Wednesday, 17 December 2014
Akinori Hashima1, Thorsten W Becker2, Andrew Mark Freed3, Hiroshi Sato1, David A Okaya4, Hisashi Suito5, Yuki Hatanaka5, Makoto Matsubara6, Tetsuya Takeda6, Tatsuya Ishiyama7 and Takaya Iwasaki1, (1)University of Tokyo, Bunkyo-ku, Japan, (2)University of Southern California, Department of Earth Sciences, Los Angeles, CA, United States, (3)Purdue Univ, West Lafayette, IN, United States, (4)Univ Southern California, Los Angeles, CA, United States, (5)GSI of Japan, Tsukuba, Japan, (6)NIED National Research Institute for Earth Science and Disaster Prevention, Tsukuba, Japan, (7)Earthquake Research Institute, The University of Tokyo, Tokyo, Japan

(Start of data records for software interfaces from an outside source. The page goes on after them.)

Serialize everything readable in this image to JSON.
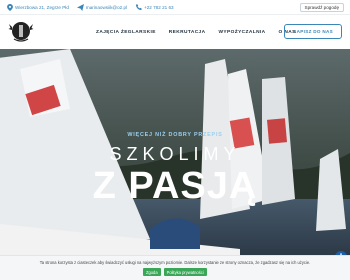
{
  "topbar": {
    "address": "Wierzbowa 21, Zegrze Płd",
    "email": "marinaowsiik@o2.pl",
    "phone": "+22 782 21 63",
    "weather_button": "Sprawdź pogodę"
  },
  "header": {
    "nav": [
      {
        "label": "ZAJĘCIA ŻEGLARSKIE"
      },
      {
        "label": "REKRUTACJA"
      },
      {
        "label": "WYPOŻYCZALNIA"
      },
      {
        "label": "O NAS"
      }
    ],
    "cta_label": "NAPISZ DO NAS"
  },
  "hero": {
    "kicker": "WIĘCEJ NIŻ DOBRY PRZEPIS",
    "title_line1": "SZKOLIMY",
    "title_line2": "Z PASJĄ"
  },
  "cookie_bar": {
    "message": "Ta strona korzysta z ciasteczek aby świadczyć usługi na najwyższym poziomie. Dalsze korzystanie ze strony oznacza, że zgadzasz się na ich użycie.",
    "accept_label": "Zgoda",
    "policy_label": "Polityka prywatności"
  },
  "colors": {
    "accent": "#3b86b8",
    "text_dark": "#22313f",
    "cookie_button": "#3aa657",
    "a11y_button": "#1c5fa8"
  },
  "icons": {
    "address": "location-pin-icon",
    "email": "paper-plane-icon",
    "phone": "phone-icon",
    "accessibility": "wheelchair-icon"
  }
}
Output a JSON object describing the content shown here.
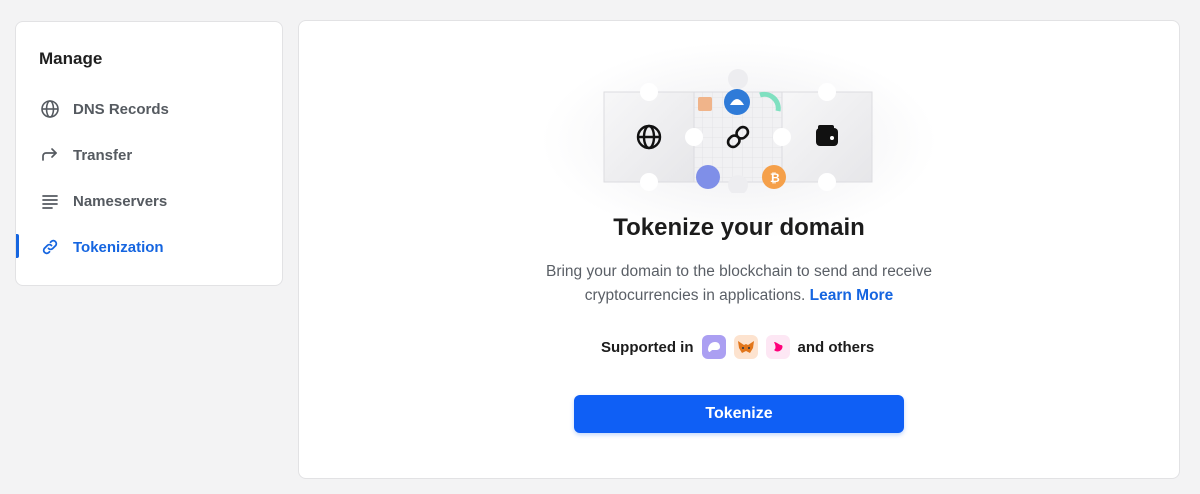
{
  "sidebar": {
    "title": "Manage",
    "items": [
      {
        "label": "DNS Records",
        "icon": "globe-icon",
        "active": false
      },
      {
        "label": "Transfer",
        "icon": "forward-arrow-icon",
        "active": false
      },
      {
        "label": "Nameservers",
        "icon": "lines-icon",
        "active": false
      },
      {
        "label": "Tokenization",
        "icon": "link-icon",
        "active": true
      }
    ]
  },
  "main": {
    "heading": "Tokenize your domain",
    "description_line1": "Bring your domain to the blockchain to send and receive",
    "description_line2": "cryptocurrencies in applications.",
    "learn_more": "Learn More",
    "supported_label": "Supported in",
    "supported_suffix": "and others",
    "wallets": [
      "phantom-icon",
      "metamask-icon",
      "uniswap-icon"
    ],
    "button_label": "Tokenize"
  },
  "colors": {
    "accent": "#1565e0",
    "button": "#0f5ff5",
    "background": "#f3f3f4"
  }
}
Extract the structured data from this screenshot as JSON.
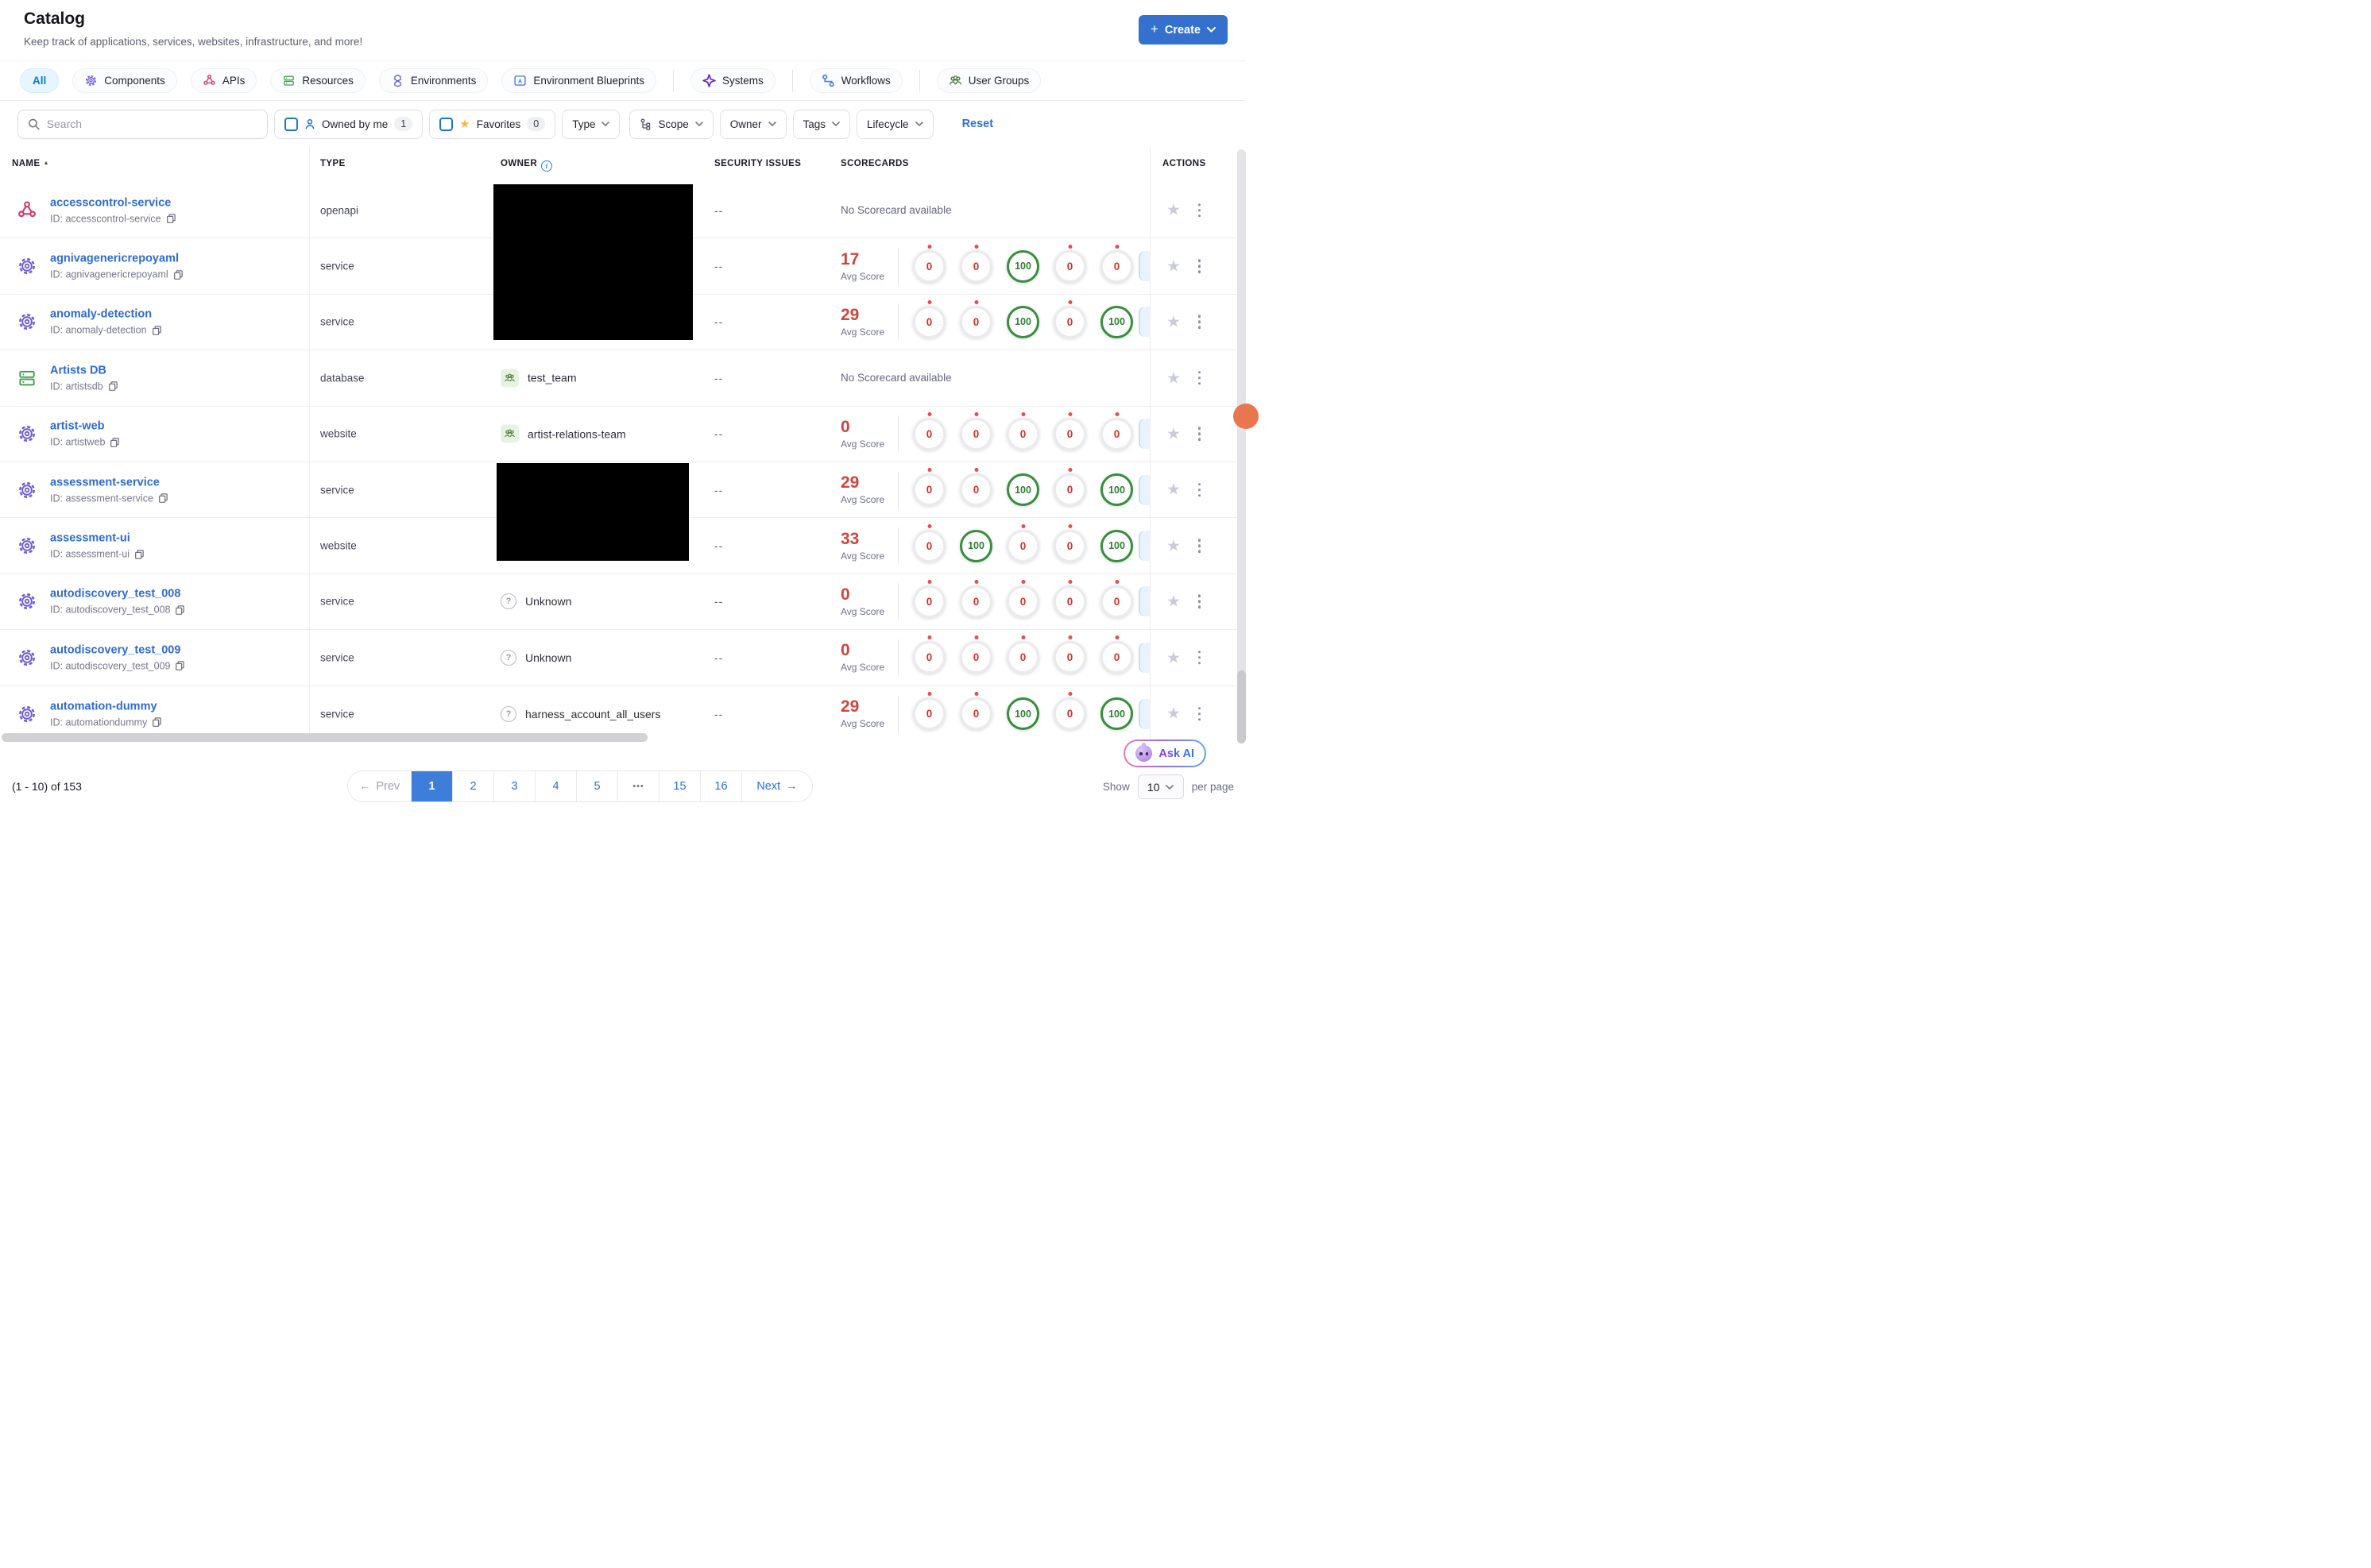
{
  "colors": {
    "brand_blue": "#3470cd",
    "link_blue": "#2e6bd2",
    "active_tab_blue": "#0b78c8",
    "score_red": "#d0342c",
    "score_green": "#388e3c"
  },
  "header": {
    "title": "Catalog",
    "subtitle": "Keep track of applications, services, websites, infrastructure, and more!",
    "create_label": "Create"
  },
  "tabs": [
    {
      "label": "All"
    },
    {
      "label": "Components"
    },
    {
      "label": "APIs"
    },
    {
      "label": "Resources"
    },
    {
      "label": "Environments"
    },
    {
      "label": "Environment Blueprints"
    },
    {
      "label": "Systems"
    },
    {
      "label": "Workflows"
    },
    {
      "label": "User Groups"
    }
  ],
  "filters": {
    "search_placeholder": "Search",
    "owned_by_me": {
      "label": "Owned by me",
      "count": "1"
    },
    "favorites": {
      "label": "Favorites",
      "count": "0"
    },
    "type_label": "Type",
    "scope_label": "Scope",
    "owner_label": "Owner",
    "tags_label": "Tags",
    "lifecycle_label": "Lifecycle",
    "reset_label": "Reset"
  },
  "table": {
    "columns": {
      "name": "NAME",
      "type": "TYPE",
      "owner": "OWNER",
      "security": "SECURITY ISSUES",
      "scorecards": "SCORECARDS",
      "actions": "ACTIONS"
    },
    "no_scorecard_label": "No Scorecard available",
    "avg_label": "Avg Score",
    "rows": [
      {
        "name": "accesscontrol-service",
        "id": "ID: accesscontrol-service",
        "type": "openapi",
        "security": "--"
      },
      {
        "name": "agnivagenericrepoyaml",
        "id": "ID: agnivagenericrepoyaml",
        "type": "service",
        "security": "--",
        "avg": "17",
        "scores": [
          "0",
          "0",
          "100",
          "0",
          "0"
        ]
      },
      {
        "name": "anomaly-detection",
        "id": "ID: anomaly-detection",
        "type": "service",
        "security": "--",
        "avg": "29",
        "scores": [
          "0",
          "0",
          "100",
          "0",
          "100"
        ]
      },
      {
        "name": "Artists DB",
        "id": "ID: artistsdb",
        "type": "database",
        "owner": "test_team",
        "security": "--"
      },
      {
        "name": "artist-web",
        "id": "ID: artistweb",
        "type": "website",
        "owner": "artist-relations-team",
        "security": "--",
        "avg": "0",
        "scores": [
          "0",
          "0",
          "0",
          "0",
          "0"
        ]
      },
      {
        "name": "assessment-service",
        "id": "ID: assessment-service",
        "type": "service",
        "security": "--",
        "avg": "29",
        "scores": [
          "0",
          "0",
          "100",
          "0",
          "100"
        ]
      },
      {
        "name": "assessment-ui",
        "id": "ID: assessment-ui",
        "type": "website",
        "security": "--",
        "avg": "33",
        "scores": [
          "0",
          "100",
          "0",
          "0",
          "100"
        ]
      },
      {
        "name": "autodiscovery_test_008",
        "id": "ID: autodiscovery_test_008",
        "type": "service",
        "owner": "Unknown",
        "security": "--",
        "avg": "0",
        "scores": [
          "0",
          "0",
          "0",
          "0",
          "0"
        ]
      },
      {
        "name": "autodiscovery_test_009",
        "id": "ID: autodiscovery_test_009",
        "type": "service",
        "owner": "Unknown",
        "security": "--",
        "avg": "0",
        "scores": [
          "0",
          "0",
          "0",
          "0",
          "0"
        ]
      },
      {
        "name": "automation-dummy",
        "id": "ID: automationdummy",
        "type": "service",
        "owner": "harness_account_all_users",
        "security": "--",
        "avg": "29",
        "scores": [
          "0",
          "0",
          "100",
          "0",
          "100"
        ]
      }
    ]
  },
  "pagination": {
    "prev_label": "Prev",
    "next_label": "Next",
    "pages": [
      "1",
      "2",
      "3",
      "4",
      "5",
      "•••",
      "15",
      "16"
    ],
    "active_page": "1"
  },
  "footer": {
    "range_text": "(1 - 10) of 153",
    "show_label": "Show",
    "page_size": "10",
    "per_page_label": "per page",
    "ask_ai_label": "Ask AI"
  }
}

The 2011 M9 Tohoku earthquake ruptured a fault area with length and width of ~500 km and ~200 km, respectively, and elastically deformed broad lithospheric and mantle regions. In order to evaluate the influence of the Tohoku earthquake on lithospheric stresses throughout Japan, an accurate accounting of coseismic slip is very important as the initial condition. We investigate the effects of heterogeneous elastic moduli under Japan on the inversion for coseismic slip, utilizing the land-based Japan GPS network as well as seafloor geodetic constraints near the trench. For this purpose, we construct a 3-D finite element model (FEM) to generate Green’s functions that allows considering the influence of complex slab geometry as well as heterogeneities in elastic structure. Our FEM incorporates the Pacific and Philippine sea slabs by interpolating seismicity for the Tohoku region and the Nankai trough, as well as the Kuril, Ryukyu and Izu-Bonin arcs. As fault source geometry, we consider not only the Pacific but also the Phillipine sea slab, with initial results suggesting that slip occurring beyond the triple junction is ~1 m. As for elastic heterogeneity, we investigated the effect of the crust-mantle stratification, the contrast of oceanic and continental crust, and the effects of slabs. Results indicate that crust-mantle stratification has to be considered to obtain an appropriate coseismic slip distribution; heterogeneous models show smaller maximum slip and a wider distribution compared to homogeneous structure. This confirms some earlier work, but is in contrast to some recent suggestions. The effect of the ocean-continent contrast and deep slab heterogeneity appear negligible for co-seismic inversions.